It is also possible to develop more abstract interfaces between the host language and Module Language. One example of this is the SAMeDL (SQL Ada Module Description Language) developed at Carnegie Mellon and the Software Engineering Institute.
Figure 1-2 Developing with Module Language
A Module Language compiler such as SQL*Module generates a call-level interface to procedures defined within a module, allowing them to be called like any other host language procedure. Details of the implementation of these procedures are hidden from the application.
The most immediate benefit of this approach is specialization. By separating SQL and the host language, an application developer can focus on using the host language to perform application tasks, and a database developer can focus on using SQL to perform database tasks.
The developer of the application does not need to know SQL. The procedures to be called can be treated as canned routines that return variables of well defined datatypes in the host language. Error handling becomes straightforward, since all module procedures can return a single error indicator.
shows the operation of SQL*Module when it is used to compile SQL standard modules. The module file contains a preamble, defining the host 3GL to be Ada, and two simple procedures in Module Language. When SQL*Module compiles this module, it produces two output files: a source code output file, that contains calls to the runtime library SQLLIB that do the work of accessing the database, and a specification file that declares the procedures in the source code file.
Figure 1-3 Compiling a Module
In addition to its role as a Module Language compiler, SQL*Module can also build host language interfaces to procedures that are stored in an Oracle database.
shows schematically how SQL*Module functions as an interface builder. The compiler extracts the interfaces to stored procedures, and creates an Ada output file that contains calls to the procedures. Your Ada application then accesses the stored procedures in the database by calling these interface procedures.
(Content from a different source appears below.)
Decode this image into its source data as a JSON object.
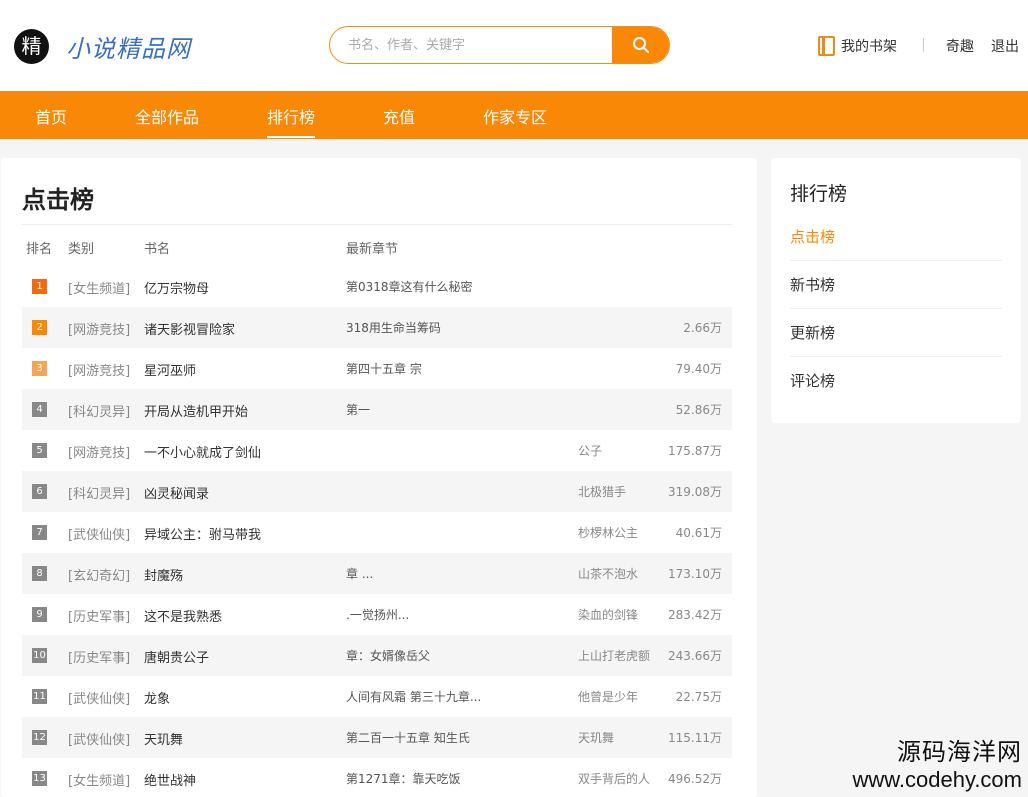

The early binding option creates a time stamp in the interface procedure for the time that the stored procedure was last compiled. If the stored procedure has been recompiled after the interface procedure was generated, a runtime error is generated when the interface procedure is called from the host application.
The late binding option calls the stored procedure through an anonymous PL/SQL block, and no time stamp is used. See "Early and Late Binding" for more information about binding.
Figure 1-4 SQL*Module as an Interface Builder
SQL*Module supports international standards for Module Language. Refer to the Preface to this Guide for more information about supported standards. In addition, Oracle has extended the current standard in several ways. For example, datatype conversions between Oracle datatypes and Ada datatypes are defined, comments can be used in a module, and so forth. Chapter 2, "Module Language" describes the Module Language capabilities of SQL*Module in detail. A compile time option, the FIPS flagger, is available to flag use of non-standard extensions to Module Language and to SQL.
In addition to the complete Module Language standard, SQL*Module also provides a way for a host application to access PL/SQL stored procedures in an Oracle database. If a package exists in an Oracle database that contains procedures, you can use SQL*Module to build interface procedures corresponding to the PL/SQL procedures in the package. Thus the application can call the stored procedures directly.
SQL*Module generates code and specification files that can be compiled with the Ada compiler.
You can compile your stored procedures or modules to get an interface procedures file and call the modules directly from an Ada host program.
DDL (data definition language) is not supported.
DML (Data Manipulation Language) statements other than SELECT, UPDATE, DELETE, and INSERT are not supported.
Transaction control statements other than COMMIT and ROLLBACK, and CONNECT and DISCONNECT are not supported.